The task: Each entry needs to appear again, retyped exactly as it is below.

Supplied data:
------
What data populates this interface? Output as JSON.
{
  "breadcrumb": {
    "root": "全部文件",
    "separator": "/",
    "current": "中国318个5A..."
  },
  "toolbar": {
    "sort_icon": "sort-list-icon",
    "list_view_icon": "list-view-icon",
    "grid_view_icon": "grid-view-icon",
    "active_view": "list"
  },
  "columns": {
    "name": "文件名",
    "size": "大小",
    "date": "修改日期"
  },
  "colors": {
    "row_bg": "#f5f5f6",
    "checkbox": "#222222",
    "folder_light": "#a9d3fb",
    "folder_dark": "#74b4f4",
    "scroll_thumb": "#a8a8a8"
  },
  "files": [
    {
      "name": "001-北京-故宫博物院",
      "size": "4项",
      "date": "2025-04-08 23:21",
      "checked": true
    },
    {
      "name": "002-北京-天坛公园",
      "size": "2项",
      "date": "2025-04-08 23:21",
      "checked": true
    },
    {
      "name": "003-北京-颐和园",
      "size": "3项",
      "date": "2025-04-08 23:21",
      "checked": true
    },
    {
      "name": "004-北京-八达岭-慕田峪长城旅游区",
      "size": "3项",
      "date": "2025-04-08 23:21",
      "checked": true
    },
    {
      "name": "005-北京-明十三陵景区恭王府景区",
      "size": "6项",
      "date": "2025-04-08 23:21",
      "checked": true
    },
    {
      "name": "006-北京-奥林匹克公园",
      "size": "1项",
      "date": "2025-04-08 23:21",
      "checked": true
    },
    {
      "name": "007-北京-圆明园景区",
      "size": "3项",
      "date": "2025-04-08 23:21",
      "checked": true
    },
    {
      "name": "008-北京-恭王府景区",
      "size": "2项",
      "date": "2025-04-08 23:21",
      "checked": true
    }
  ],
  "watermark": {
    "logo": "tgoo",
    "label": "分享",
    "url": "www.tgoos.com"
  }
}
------
Exercise output:
What data populates this interface? Output as JSON.
{
  "breadcrumb": {
    "root": "全部文件",
    "separator": "/",
    "current": "中国318个5A..."
  },
  "toolbar": {
    "sort_icon": "sort-list-icon",
    "list_view_icon": "list-view-icon",
    "grid_view_icon": "grid-view-icon",
    "active_view": "list"
  },
  "columns": {
    "name": "文件名",
    "size": "大小",
    "date": "修改日期"
  },
  "colors": {
    "row_bg": "#f5f5f6",
    "checkbox": "#222222",
    "folder_light": "#a9d3fb",
    "folder_dark": "#74b4f4",
    "scroll_thumb": "#a8a8a8"
  },
  "files": [
    {
      "name": "001-北京-故宫博物院",
      "size": "4项",
      "date": "2025-04-08 23:21",
      "checked": true
    },
    {
      "name": "002-北京-天坛公园",
      "size": "2项",
      "date": "2025-04-08 23:21",
      "checked": true
    },
    {
      "name": "003-北京-颐和园",
      "size": "3项",
      "date": "2025-04-08 23:21",
      "checked": true
    },
    {
      "name": "004-北京-八达岭-慕田峪长城旅游区",
      "size": "3项",
      "date": "2025-04-08 23:21",
      "checked": true
    },
    {
      "name": "005-北京-明十三陵景区恭王府景区",
      "size": "6项",
      "date": "2025-04-08 23:21",
      "checked": true
    },
    {
      "name": "006-北京-奥林匹克公园",
      "size": "1项",
      "date": "2025-04-08 23:21",
      "checked": true
    },
    {
      "name": "007-北京-圆明园景区",
      "size": "3项",
      "date": "2025-04-08 23:21",
      "checked": true
    },
    {
      "name": "008-北京-恭王府景区",
      "size": "2项",
      "date": "2025-04-08 23:21",
      "checked": true
    }
  ],
  "watermark": {
    "logo": "tgoo",
    "label": "分享",
    "url": "www.tgoos.com"
  }
}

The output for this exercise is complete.